How to complete this task »
Search the data below for the word "glyph" and copy each line that holds it.

Web page and app entries »
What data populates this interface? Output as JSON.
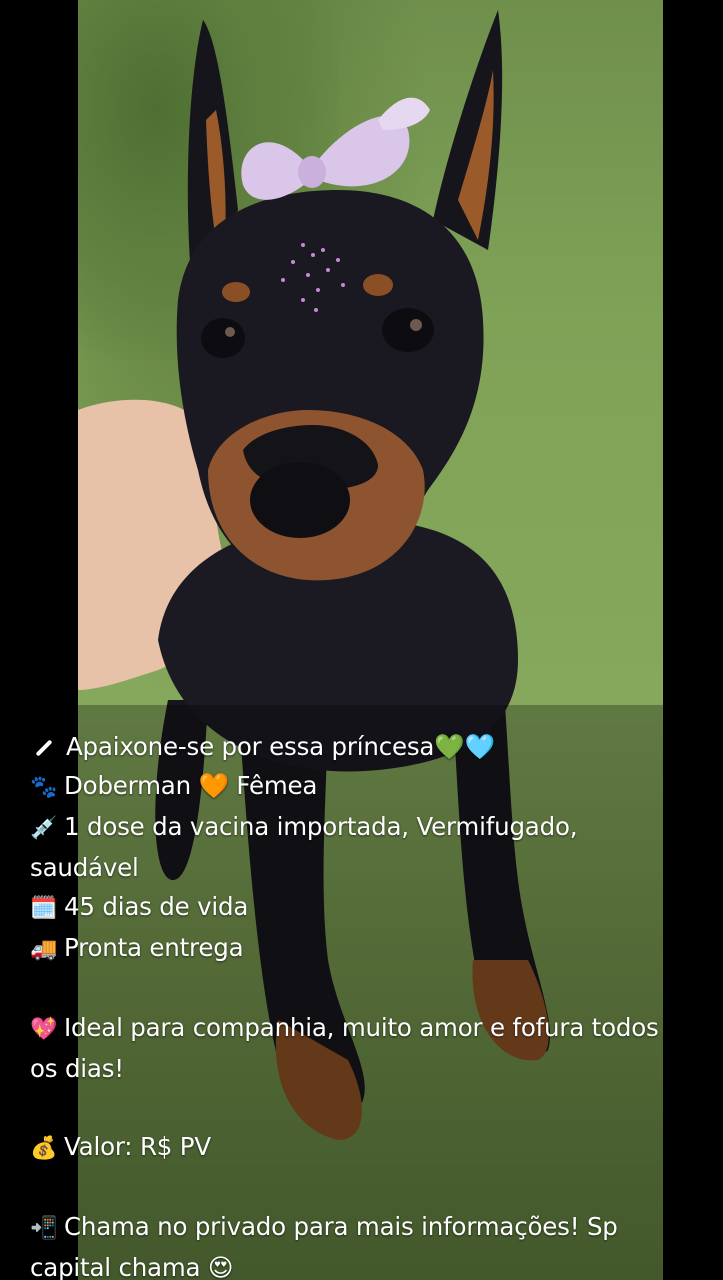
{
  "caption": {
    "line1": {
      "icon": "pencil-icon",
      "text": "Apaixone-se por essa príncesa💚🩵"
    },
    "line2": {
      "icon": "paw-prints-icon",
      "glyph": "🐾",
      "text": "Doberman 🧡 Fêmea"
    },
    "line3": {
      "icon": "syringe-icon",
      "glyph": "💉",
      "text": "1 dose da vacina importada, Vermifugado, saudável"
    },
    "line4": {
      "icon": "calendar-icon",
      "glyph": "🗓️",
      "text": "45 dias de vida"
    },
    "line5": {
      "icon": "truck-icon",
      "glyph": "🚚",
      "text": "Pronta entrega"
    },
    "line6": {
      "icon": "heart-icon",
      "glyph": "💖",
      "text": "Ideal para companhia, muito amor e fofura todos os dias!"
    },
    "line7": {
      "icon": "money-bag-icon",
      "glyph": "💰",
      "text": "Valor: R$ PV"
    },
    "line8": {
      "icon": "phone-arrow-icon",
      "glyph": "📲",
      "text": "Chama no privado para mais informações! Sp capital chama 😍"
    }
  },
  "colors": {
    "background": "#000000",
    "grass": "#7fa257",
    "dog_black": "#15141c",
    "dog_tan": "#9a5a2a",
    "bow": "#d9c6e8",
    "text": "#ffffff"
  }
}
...
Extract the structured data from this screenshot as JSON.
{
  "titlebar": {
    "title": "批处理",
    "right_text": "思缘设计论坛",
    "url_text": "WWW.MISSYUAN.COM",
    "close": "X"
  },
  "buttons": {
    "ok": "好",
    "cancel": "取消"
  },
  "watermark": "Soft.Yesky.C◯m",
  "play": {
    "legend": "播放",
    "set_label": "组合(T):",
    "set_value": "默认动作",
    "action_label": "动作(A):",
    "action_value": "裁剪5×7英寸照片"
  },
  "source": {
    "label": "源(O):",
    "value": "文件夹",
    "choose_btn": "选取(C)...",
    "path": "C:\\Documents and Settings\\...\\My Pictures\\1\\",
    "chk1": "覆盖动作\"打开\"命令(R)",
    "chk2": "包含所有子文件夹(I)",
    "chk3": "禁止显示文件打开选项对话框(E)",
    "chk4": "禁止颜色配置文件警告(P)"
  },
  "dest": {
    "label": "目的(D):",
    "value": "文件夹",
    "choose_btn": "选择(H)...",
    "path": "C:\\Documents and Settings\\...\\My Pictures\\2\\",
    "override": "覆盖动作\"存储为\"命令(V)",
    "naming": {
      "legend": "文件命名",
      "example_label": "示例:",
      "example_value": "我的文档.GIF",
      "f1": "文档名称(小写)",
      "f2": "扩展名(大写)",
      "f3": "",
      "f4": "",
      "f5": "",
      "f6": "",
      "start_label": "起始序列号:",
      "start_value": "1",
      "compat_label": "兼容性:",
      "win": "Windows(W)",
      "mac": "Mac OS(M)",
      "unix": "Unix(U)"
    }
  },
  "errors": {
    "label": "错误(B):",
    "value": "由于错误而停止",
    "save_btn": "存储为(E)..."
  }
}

Answer section »
      "glyph": "🐾",
      "glyph": "💉",
      "glyph": "🗓️",
      "glyph": "🚚",
      "glyph": "💖",
      "glyph": "💰",
      "glyph": "📲",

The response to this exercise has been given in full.